To our surprise, Ang says she is honoured to be nominated for the Singapore 9, but does not want to win. She mentions fellow nominees Michelle Chong, Adrian Pang and Hossan Leong, saying she would be happy to see any of them winning the award.

"I've worked with all three of them before, and I really hope that I don't win, and that one of them do," she says. "For me, I've already won -- seeing how dedicated my staff are to this (helping me garner votes) -- I told them I really thought that was enough."

"We are in the field where we get recognised very often, whether by claps or the box office. These are our everyday returns, and that is enough for me already -- when audiences appreciate my work," she added.

"Loving what I do is enough. The client re-booking you is enough. The claps are enough... one has to be very appreciative of whatever you have, and I am always thankful."

Irene Ang, Taufik Batisah, Hossan Leong, Michelle Chong and Adrian Pang are the nominees in the entertainment category in the Singapore 9, a Yahoo! project to recognise nine Singaporeans who have really made a difference in the past year.
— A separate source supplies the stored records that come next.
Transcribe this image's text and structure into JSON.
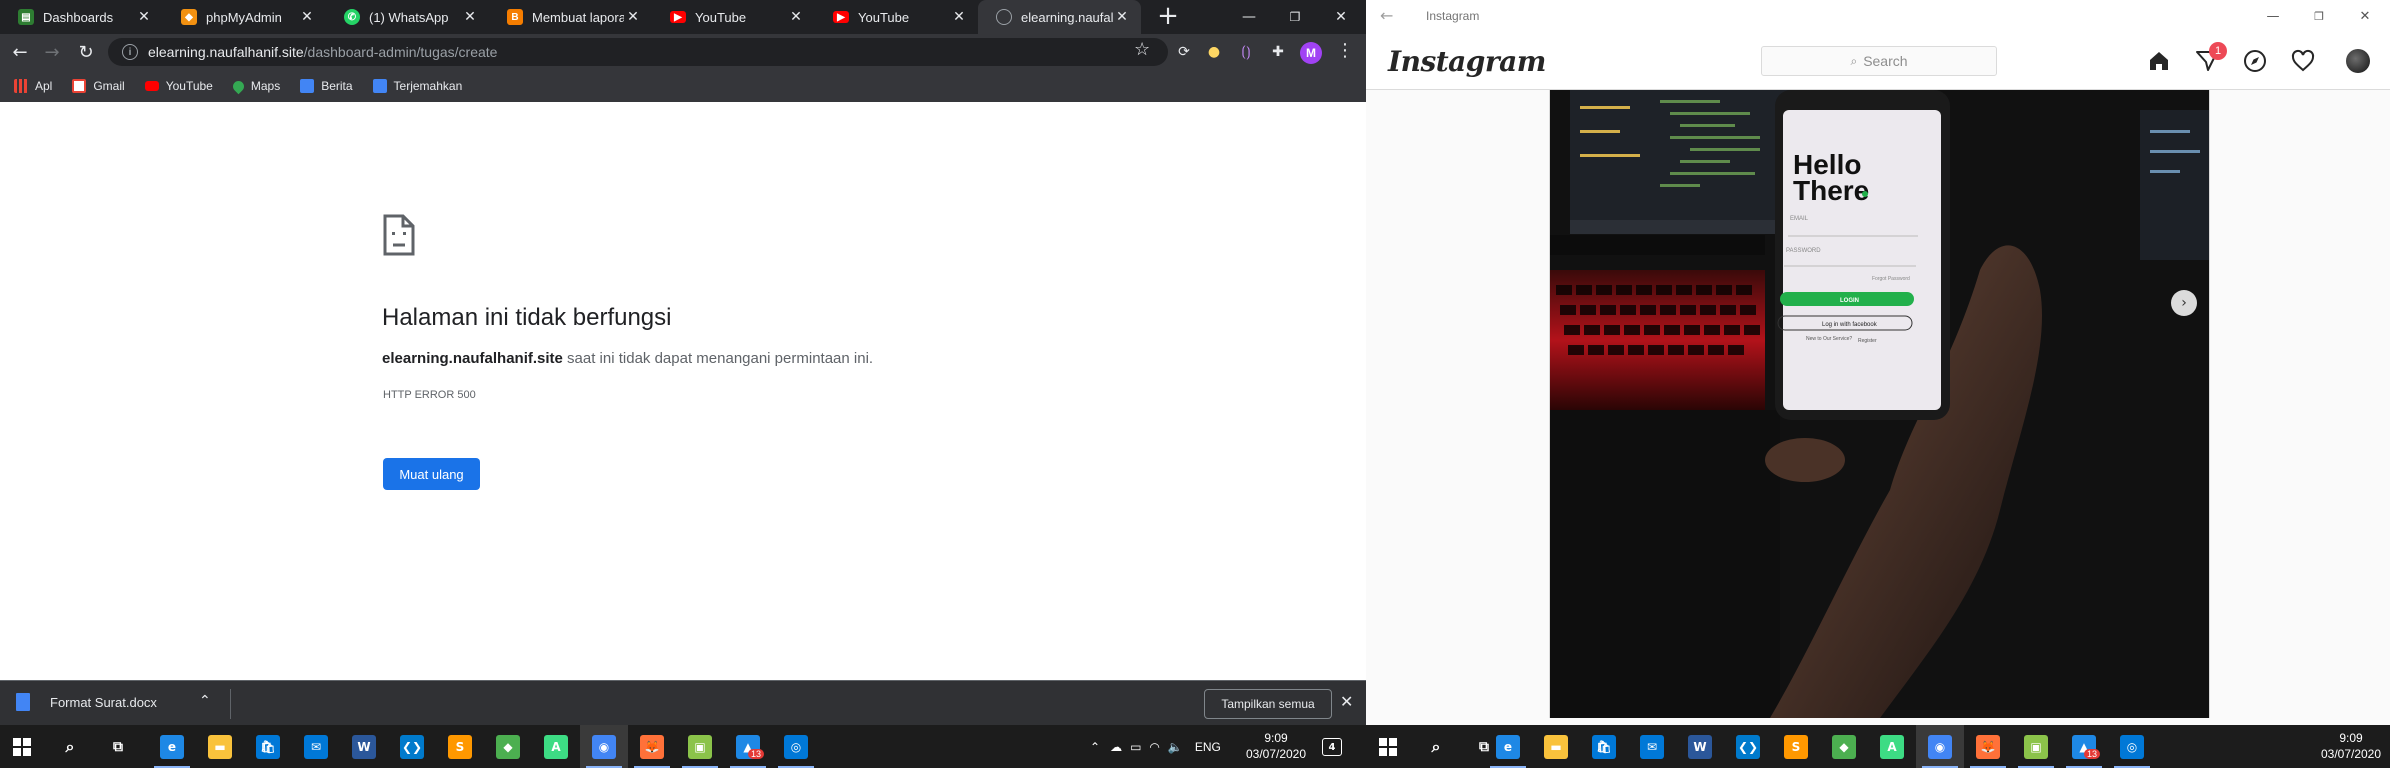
{
  "chrome": {
    "tabs": [
      {
        "label": "Dashboards",
        "icon": "dashboard-favicon",
        "color": "#2e7d32"
      },
      {
        "label": "phpMyAdmin",
        "icon": "phpmyadmin-favicon",
        "color": "#f29111"
      },
      {
        "label": "(1) WhatsApp",
        "icon": "whatsapp-favicon",
        "color": "#25d366"
      },
      {
        "label": "Membuat laporan",
        "icon": "blogger-favicon",
        "color": "#f57d00"
      },
      {
        "label": "YouTube",
        "icon": "youtube-favicon",
        "color": "#ff0000"
      },
      {
        "label": "YouTube",
        "icon": "youtube-favicon",
        "color": "#ff0000"
      },
      {
        "label": "elearning.naufalha",
        "icon": "globe-favicon",
        "color": "#9aa0a6",
        "active": true
      }
    ],
    "new_tab": "+",
    "address": {
      "host": "elearning.naufalhanif.site",
      "path": "/dashboard-admin/tugas/create"
    },
    "avatar_letter": "M",
    "bookmarks": [
      {
        "label": "Apl",
        "icon": "apps-grid-icon",
        "color": "#e8eaed"
      },
      {
        "label": "Gmail",
        "icon": "gmail-icon",
        "color": "#ea4335"
      },
      {
        "label": "YouTube",
        "icon": "youtube-icon",
        "color": "#ff0000"
      },
      {
        "label": "Maps",
        "icon": "maps-icon",
        "color": "#34a853"
      },
      {
        "label": "Berita",
        "icon": "news-icon",
        "color": "#4285f4"
      },
      {
        "label": "Terjemahkan",
        "icon": "translate-icon",
        "color": "#4285f4"
      }
    ],
    "error": {
      "title": "Halaman ini tidak berfungsi",
      "host_bold": "elearning.naufalhanif.site",
      "message_rest": " saat ini tidak dapat menangani permintaan ini.",
      "code": "HTTP ERROR 500",
      "reload_label": "Muat ulang"
    },
    "downloads": {
      "file": "Format Surat.docx",
      "show_all": "Tampilkan semua"
    }
  },
  "taskbar": {
    "language": "ENG",
    "time": "9:09",
    "date": "03/07/2020",
    "notification_count": "4",
    "badge_count": "13",
    "apps": [
      {
        "name": "edge-icon",
        "color": "#1e88e5"
      },
      {
        "name": "file-explorer-icon",
        "color": "#f9c23c"
      },
      {
        "name": "store-icon",
        "color": "#0078d7"
      },
      {
        "name": "mail-icon",
        "color": "#0078d7"
      },
      {
        "name": "word-icon",
        "color": "#2b579a"
      },
      {
        "name": "vscode-icon",
        "color": "#007acc"
      },
      {
        "name": "sublime-icon",
        "color": "#ff9800"
      },
      {
        "name": "git-icon",
        "color": "#4caf50"
      },
      {
        "name": "android-studio-icon",
        "color": "#3ddc84"
      },
      {
        "name": "chrome-icon",
        "color": "#4285f4"
      },
      {
        "name": "firefox-icon",
        "color": "#ff7139"
      },
      {
        "name": "terminal-icon",
        "color": "#8bc34a"
      },
      {
        "name": "steam-icon",
        "color": "#1e88e5"
      },
      {
        "name": "instagram-icon",
        "color": "#0078d7"
      }
    ]
  },
  "instagram": {
    "window_title": "Instagram",
    "logo": "Instagram",
    "search_placeholder": "Search",
    "notification_badge": "1",
    "photo_app": {
      "hello": "Hello",
      "there": "There",
      "email_label": "EMAIL",
      "password_label": "PASSWORD",
      "forgot": "Forgot Password",
      "login": "LOGIN",
      "facebook": "Log in with facebook",
      "new_prompt": "New to Our Service?",
      "register": "Register"
    }
  }
}
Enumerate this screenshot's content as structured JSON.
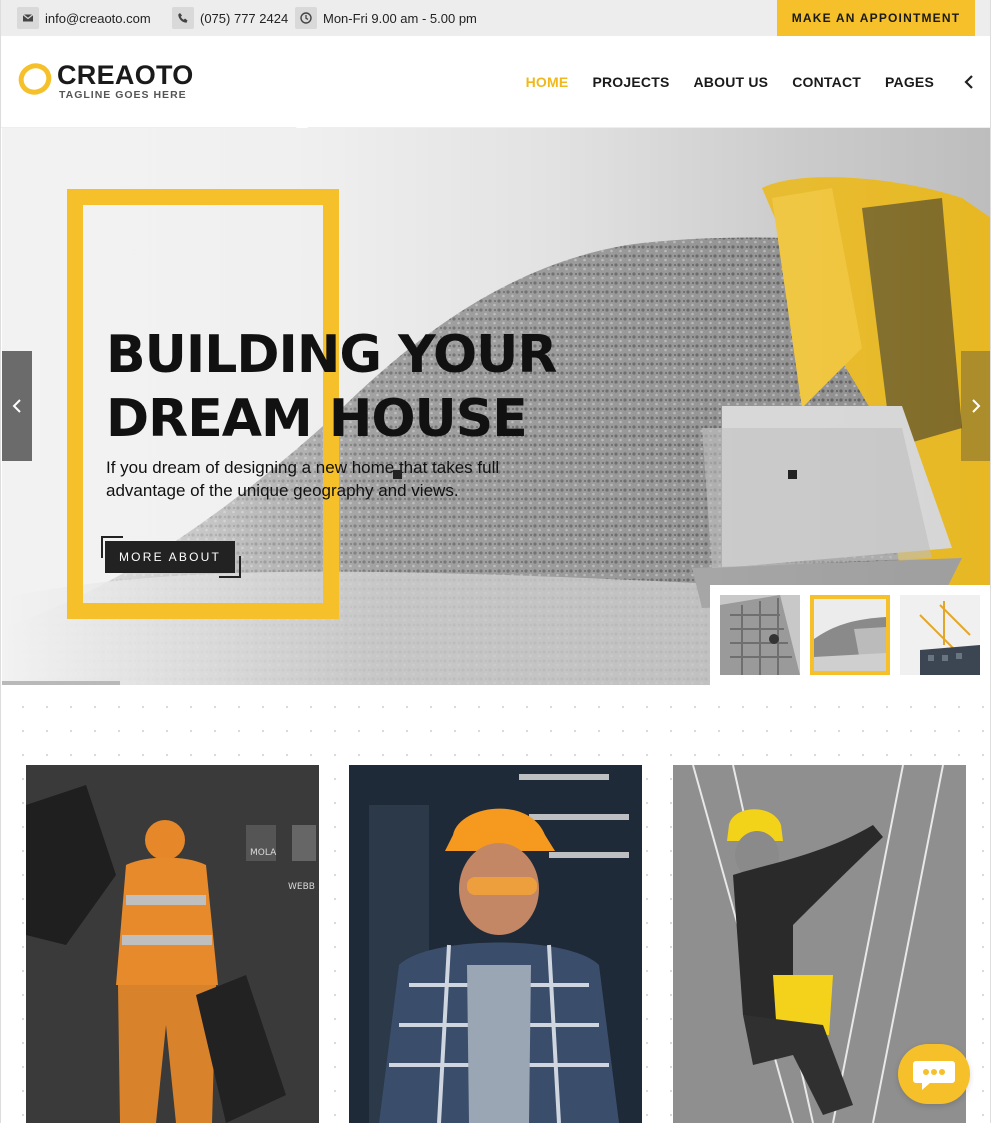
{
  "topbar": {
    "email": "info@creaoto.com",
    "phone": "(075) 777 2424",
    "hours": "Mon-Fri 9.00 am - 5.00 pm",
    "appointment_label": "MAKE AN APPOINTMENT",
    "icons": [
      "envelope-icon",
      "phone-icon",
      "clock-icon"
    ]
  },
  "header": {
    "logo_name": "CREAOTO",
    "logo_tagline": "TAGLINE GOES HERE",
    "nav": [
      {
        "label": "HOME",
        "active": true
      },
      {
        "label": "PROJECTS",
        "active": false
      },
      {
        "label": "ABOUT US",
        "active": false
      },
      {
        "label": "CONTACT",
        "active": false
      },
      {
        "label": "PAGES",
        "active": false
      }
    ]
  },
  "hero": {
    "title": "BUILDING YOUR\nDREAM HOUSE",
    "subtitle": "If you dream of designing a new home that takes full advantage of the unique geography and views.",
    "button_label": "MORE ABOUT",
    "thumbnails": [
      {
        "name": "climber-building",
        "active": false
      },
      {
        "name": "excavator",
        "active": true
      },
      {
        "name": "cranes",
        "active": false
      }
    ]
  },
  "cards": [
    {
      "name": "crane-supervisor"
    },
    {
      "name": "engineer-hardhat"
    },
    {
      "name": "rope-climber"
    }
  ],
  "colors": {
    "accent": "#f5c02a",
    "dark": "#1a1a1a",
    "topbar_bg": "#ededed"
  }
}
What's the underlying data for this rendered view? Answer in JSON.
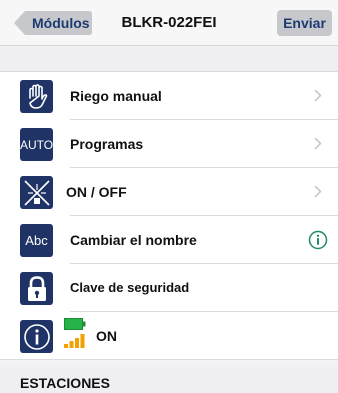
{
  "navbar": {
    "back_label": "Módulos",
    "title": "BLKR-022FEI",
    "send_label": "Enviar"
  },
  "menu": {
    "items": [
      {
        "label": "Riego manual",
        "icon": "hand-icon",
        "accessory": "chevron"
      },
      {
        "label": "Programas",
        "icon": "auto-icon",
        "icon_text": "AUTO",
        "accessory": "chevron"
      },
      {
        "label": "ON / OFF",
        "icon": "sprinkler-off-icon",
        "accessory": "chevron"
      },
      {
        "label": "Cambiar el nombre",
        "icon": "abc-icon",
        "icon_text": "Abc",
        "accessory": "info"
      },
      {
        "label": "Clave de seguridad",
        "icon": "lock-icon",
        "accessory": "none"
      },
      {
        "label": "ON",
        "icon": "info-icon",
        "accessory": "none",
        "battery": "battery-icon",
        "signal": "signal-icon"
      }
    ]
  },
  "stations": {
    "header": "ESTACIONES"
  },
  "colors": {
    "icon_bg": "#1f3366",
    "nav_text": "#1d3b72",
    "accent_info": "#1f8a6a",
    "battery": "#27b34a",
    "signal": "#f2a100"
  }
}
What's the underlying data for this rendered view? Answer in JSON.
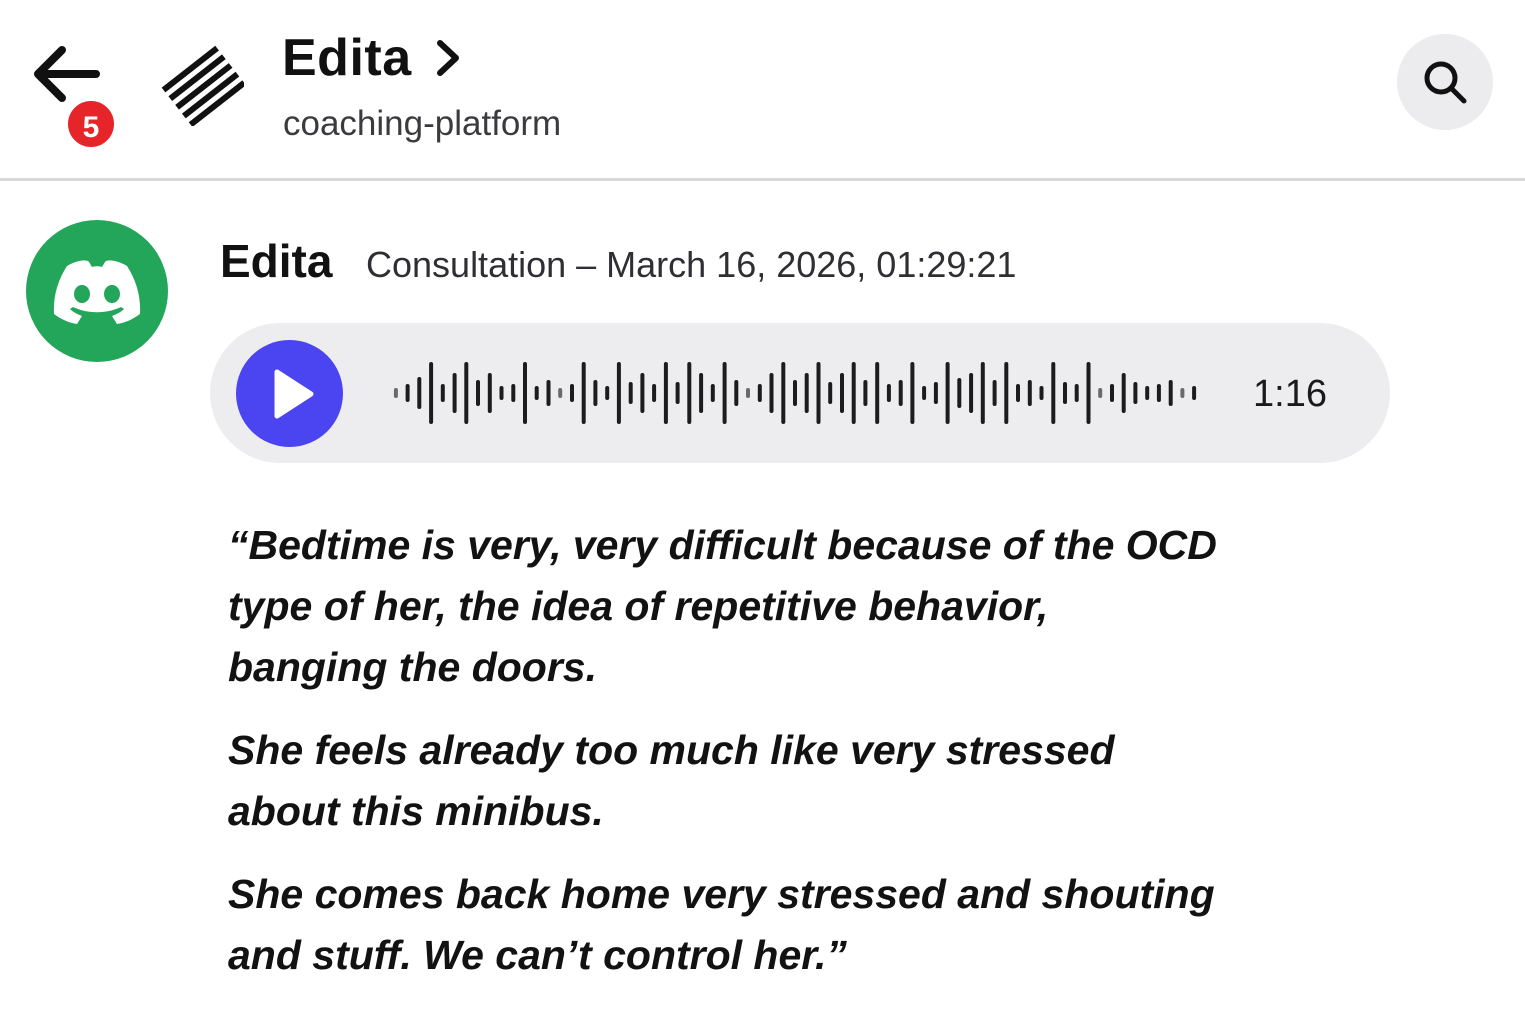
{
  "header": {
    "back_badge": "5",
    "title": "Edita",
    "subtitle": "coaching-platform",
    "icons": {
      "back": "arrow-left-icon",
      "channel": "striped-channel-icon",
      "title_chevron": "chevron-right-icon",
      "search": "search-icon"
    }
  },
  "message": {
    "author": "Edita",
    "timestamp": "Consultation – March 16, 2026, 01:29:21",
    "avatar_icon": "discord-logo-icon",
    "voice": {
      "duration": "1:16",
      "play_icon": "play-icon"
    },
    "transcript": [
      "“Bedtime is very, very difficult because of the OCD\ntype of her, the idea of repetitive behavior,\nbanging the doors.",
      "She feels already too much like very stressed\nabout this minibus.",
      "She comes back home very stressed and shouting\nand stuff. We can’t control her.”"
    ]
  },
  "colors": {
    "badge": "#e5252a",
    "avatar": "#23a55a",
    "play_button": "#4a45f0",
    "voice_bubble": "#ededef",
    "search_button_bg": "#ececee"
  }
}
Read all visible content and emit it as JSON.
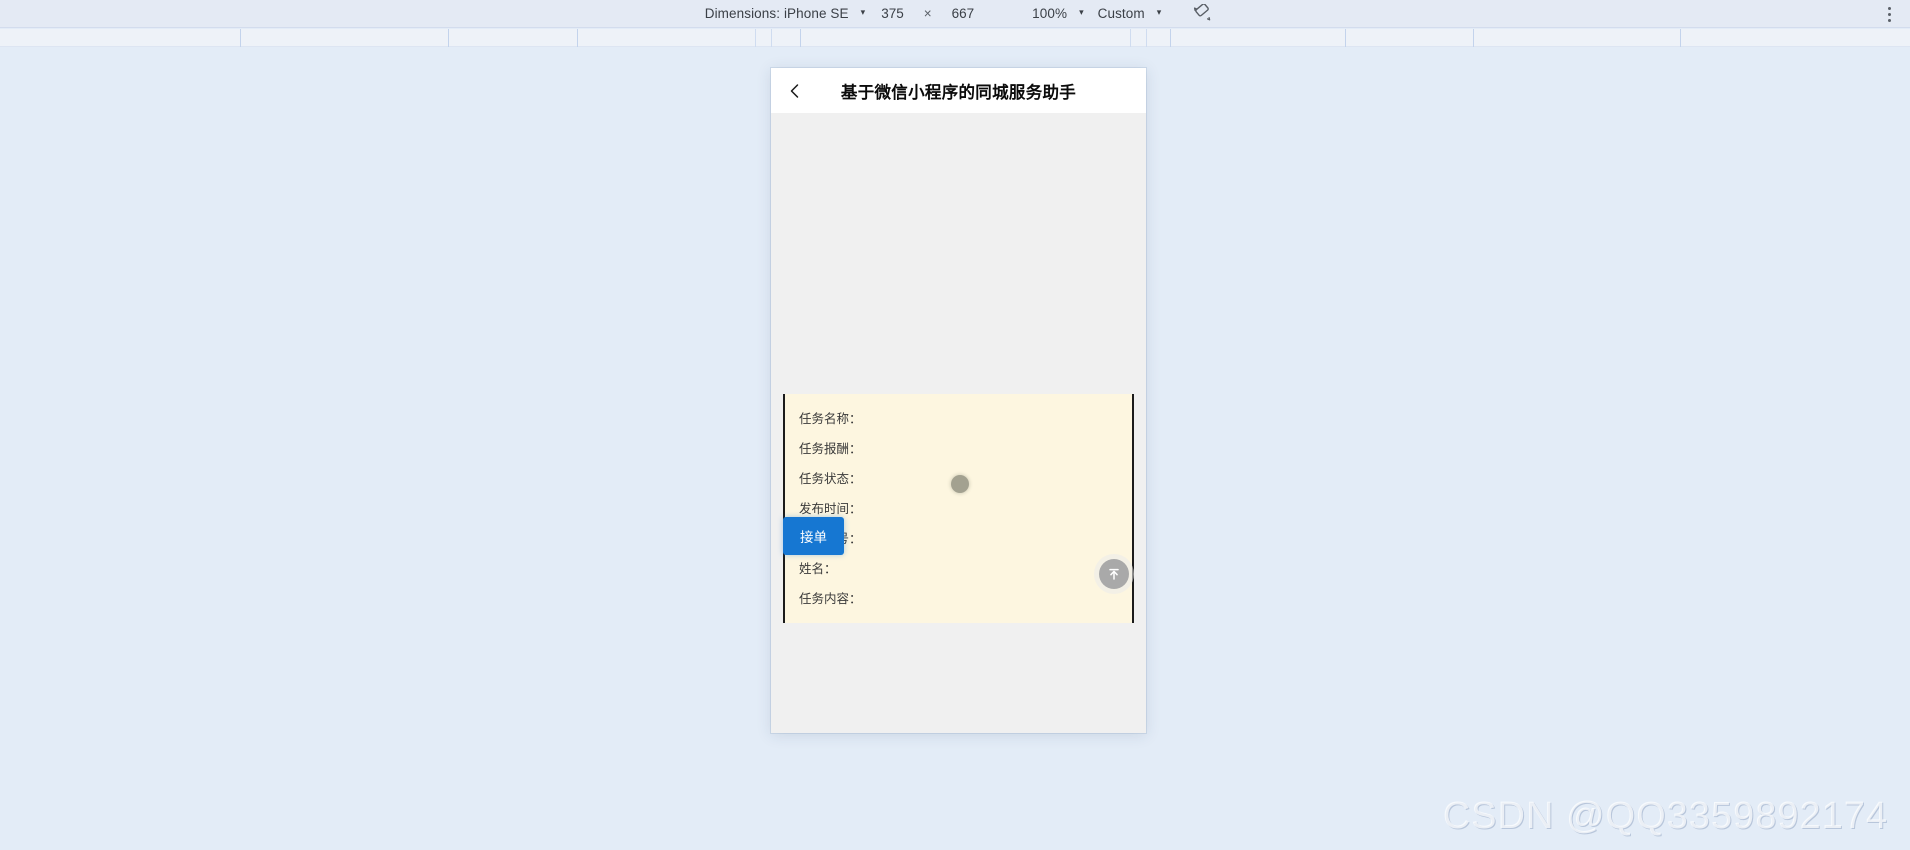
{
  "device_toolbar": {
    "dimensions_label": "Dimensions: iPhone SE",
    "width_value": "375",
    "separator": "×",
    "height_value": "667",
    "zoom_value": "100%",
    "throttling_value": "Custom",
    "rotate_icon": "rotate-icon",
    "overflow_icon": "more-vertical-icon",
    "caret": "▾"
  },
  "phone": {
    "header": {
      "back_icon": "chevron-left-icon",
      "title": "基于微信小程序的同城服务助手"
    },
    "task_panel": {
      "rows": [
        "任务名称：",
        "任务报酬：",
        "任务状态：",
        "发布时间：",
        "用户账号：",
        "姓名：",
        "任务内容："
      ],
      "background_color": "#fdf6e0",
      "border_color": "#1b1b1b"
    },
    "accept_button": {
      "label": "接单",
      "color": "#1677d2"
    },
    "back_to_top": {
      "icon": "arrow-up-to-line-icon",
      "color": "#a9a9a9"
    },
    "touch_indicator": {
      "name": "touch-point-indicator",
      "color": "#8a8a7a"
    }
  },
  "watermark": {
    "text": "CSDN @QQ3359892174"
  }
}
Make your vote count here.

Winner of the inaugural Singapore Idol contest in 2004, Taufik Batisah has since won numerous awards, especially for his work in the Malay music scene. Cast your vote in the Singapore 9 Entertainment ... more 
Winner of the inaugural Singapore Idol contest in 2004, Taufik Batisah has since won numerous awards, especially for his work in the Malay music scene. Cast your vote in the Singapore 9 Entertainment category here . less 
1 / 22
Sun, Jul 17, 2011 3:26 PM SGT

  • Singaporeans slam NEA's $120 licence requirement for tissue sellers
    Singaporeans slam NEA's $120 licence requirement for tissue sellers

    Singaporeans on social media reacted angrily to news that tissue sellers at hawker centres and street corners are being required to pay for an annual licence.

  • Heartbreaking texts from students on sinking S. Korea ferry
    Heartbreaking texts from students on sinking S. Korea ferry

    Heart-wrenching messages of fear, love and despair, sent by high school students from a sinking South Korean ferry, added extra emotional weight Thursday to a tragedy that has stunned the nation. Nearly 300 people -- most of them students on a high school trip to a holiday island -- are still missing after the ferry capsized and sank on Wednesday morning. Mom, I love you," student Shin Young-Jin said in a text to his mother that was widely circulated in the South Korean media.

  • Indonesia’s armed forces chief says “no apology” for warship’s name
    Indonesia’s armed forces chief says “no apology” for warship’s name

    General Moeldoko, the head of Indonesia’s Armed Forces, has clarified that he had not apologised for the naming of a warship after two Indonesian marines who had been involved in the 1965 MacDonald House bombing in Singapore.